**Information given:**
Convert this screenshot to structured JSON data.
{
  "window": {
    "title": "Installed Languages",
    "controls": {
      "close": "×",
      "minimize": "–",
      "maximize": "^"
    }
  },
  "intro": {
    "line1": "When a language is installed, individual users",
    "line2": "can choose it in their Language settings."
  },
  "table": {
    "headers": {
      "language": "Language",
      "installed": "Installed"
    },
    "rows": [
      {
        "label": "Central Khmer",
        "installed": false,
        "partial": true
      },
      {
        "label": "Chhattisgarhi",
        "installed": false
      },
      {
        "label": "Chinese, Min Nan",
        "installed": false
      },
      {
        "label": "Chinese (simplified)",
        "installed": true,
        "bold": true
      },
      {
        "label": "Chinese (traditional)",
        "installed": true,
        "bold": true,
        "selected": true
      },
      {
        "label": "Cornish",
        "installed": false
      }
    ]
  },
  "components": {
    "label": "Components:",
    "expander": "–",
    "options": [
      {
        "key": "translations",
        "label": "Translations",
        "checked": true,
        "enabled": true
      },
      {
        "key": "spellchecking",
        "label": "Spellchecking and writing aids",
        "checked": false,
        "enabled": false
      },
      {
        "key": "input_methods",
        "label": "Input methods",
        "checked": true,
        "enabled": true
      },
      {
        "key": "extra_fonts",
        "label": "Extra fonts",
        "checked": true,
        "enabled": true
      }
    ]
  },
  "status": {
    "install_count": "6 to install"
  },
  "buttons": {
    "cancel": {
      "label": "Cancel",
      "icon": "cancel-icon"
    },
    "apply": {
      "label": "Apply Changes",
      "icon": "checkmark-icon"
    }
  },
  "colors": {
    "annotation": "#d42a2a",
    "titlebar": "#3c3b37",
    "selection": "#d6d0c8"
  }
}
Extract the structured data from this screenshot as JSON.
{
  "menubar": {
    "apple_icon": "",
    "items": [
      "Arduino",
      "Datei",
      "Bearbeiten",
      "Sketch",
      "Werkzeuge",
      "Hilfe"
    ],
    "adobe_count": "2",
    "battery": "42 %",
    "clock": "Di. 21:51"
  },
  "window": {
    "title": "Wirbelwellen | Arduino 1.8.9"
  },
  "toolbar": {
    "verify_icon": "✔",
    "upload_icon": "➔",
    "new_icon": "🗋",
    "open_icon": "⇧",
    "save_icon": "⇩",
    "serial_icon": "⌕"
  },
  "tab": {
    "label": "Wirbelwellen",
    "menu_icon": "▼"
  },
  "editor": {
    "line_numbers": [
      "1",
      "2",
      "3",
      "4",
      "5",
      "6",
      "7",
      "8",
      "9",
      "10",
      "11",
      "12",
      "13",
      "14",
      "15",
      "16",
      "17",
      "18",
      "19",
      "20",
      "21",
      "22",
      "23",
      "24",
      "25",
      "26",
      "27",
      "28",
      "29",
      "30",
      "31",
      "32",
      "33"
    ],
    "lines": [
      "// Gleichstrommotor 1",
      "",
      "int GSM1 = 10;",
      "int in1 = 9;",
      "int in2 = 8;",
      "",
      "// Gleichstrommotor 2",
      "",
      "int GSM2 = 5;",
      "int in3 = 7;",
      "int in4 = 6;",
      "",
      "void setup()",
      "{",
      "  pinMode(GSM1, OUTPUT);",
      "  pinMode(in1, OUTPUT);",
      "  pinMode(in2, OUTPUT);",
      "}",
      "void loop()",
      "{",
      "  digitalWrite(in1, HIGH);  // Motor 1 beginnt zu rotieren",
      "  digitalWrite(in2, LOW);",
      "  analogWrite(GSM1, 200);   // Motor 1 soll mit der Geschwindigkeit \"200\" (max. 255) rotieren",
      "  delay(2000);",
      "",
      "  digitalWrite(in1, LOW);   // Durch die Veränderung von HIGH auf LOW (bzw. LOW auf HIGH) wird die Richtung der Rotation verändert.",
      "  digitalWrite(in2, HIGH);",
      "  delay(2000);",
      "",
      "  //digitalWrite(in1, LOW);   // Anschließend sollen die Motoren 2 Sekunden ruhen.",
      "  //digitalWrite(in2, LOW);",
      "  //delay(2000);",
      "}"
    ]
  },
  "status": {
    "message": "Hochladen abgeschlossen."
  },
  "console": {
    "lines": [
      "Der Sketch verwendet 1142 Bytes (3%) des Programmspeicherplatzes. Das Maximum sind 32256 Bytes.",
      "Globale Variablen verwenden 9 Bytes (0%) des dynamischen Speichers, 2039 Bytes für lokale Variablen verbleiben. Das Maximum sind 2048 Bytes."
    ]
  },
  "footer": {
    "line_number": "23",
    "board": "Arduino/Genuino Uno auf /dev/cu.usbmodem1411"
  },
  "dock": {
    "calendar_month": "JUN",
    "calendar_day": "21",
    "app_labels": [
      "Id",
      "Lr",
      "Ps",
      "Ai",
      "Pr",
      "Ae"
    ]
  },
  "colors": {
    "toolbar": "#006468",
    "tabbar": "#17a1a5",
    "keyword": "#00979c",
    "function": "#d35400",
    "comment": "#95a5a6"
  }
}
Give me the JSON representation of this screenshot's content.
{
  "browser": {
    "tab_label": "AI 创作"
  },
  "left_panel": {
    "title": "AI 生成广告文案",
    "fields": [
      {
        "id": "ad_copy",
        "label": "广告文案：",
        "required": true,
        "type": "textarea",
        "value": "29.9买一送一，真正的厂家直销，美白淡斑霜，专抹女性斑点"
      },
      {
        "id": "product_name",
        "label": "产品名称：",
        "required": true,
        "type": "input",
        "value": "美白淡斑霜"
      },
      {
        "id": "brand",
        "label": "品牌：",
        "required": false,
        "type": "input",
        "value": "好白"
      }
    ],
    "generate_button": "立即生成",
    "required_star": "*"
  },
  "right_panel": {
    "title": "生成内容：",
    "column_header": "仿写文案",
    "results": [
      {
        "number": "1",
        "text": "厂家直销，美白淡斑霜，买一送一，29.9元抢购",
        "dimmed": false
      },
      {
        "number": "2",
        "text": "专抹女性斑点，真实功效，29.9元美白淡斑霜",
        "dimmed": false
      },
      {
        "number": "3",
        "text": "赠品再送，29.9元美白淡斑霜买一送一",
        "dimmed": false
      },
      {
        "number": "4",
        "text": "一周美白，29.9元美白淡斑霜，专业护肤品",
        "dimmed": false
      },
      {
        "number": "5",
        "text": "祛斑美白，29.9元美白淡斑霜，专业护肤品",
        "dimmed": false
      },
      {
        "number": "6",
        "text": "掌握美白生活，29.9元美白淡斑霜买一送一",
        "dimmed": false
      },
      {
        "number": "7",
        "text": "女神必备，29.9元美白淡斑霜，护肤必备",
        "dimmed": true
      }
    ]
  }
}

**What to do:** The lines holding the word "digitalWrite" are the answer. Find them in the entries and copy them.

**Written reply:**
      "  digitalWrite(in1, HIGH);  // Motor 1 beginnt zu rotieren",
      "  digitalWrite(in2, LOW);",
      "  digitalWrite(in1, LOW);   // Durch die Veränderung von HIGH auf LOW (bzw. LOW auf HIGH) wird die Richtung der Rotation verändert.",
      "  digitalWrite(in2, HIGH);",
      "  //digitalWrite(in1, LOW);   // Anschließend sollen die Motoren 2 Sekunden ruhen.",
      "  //digitalWrite(in2, LOW);",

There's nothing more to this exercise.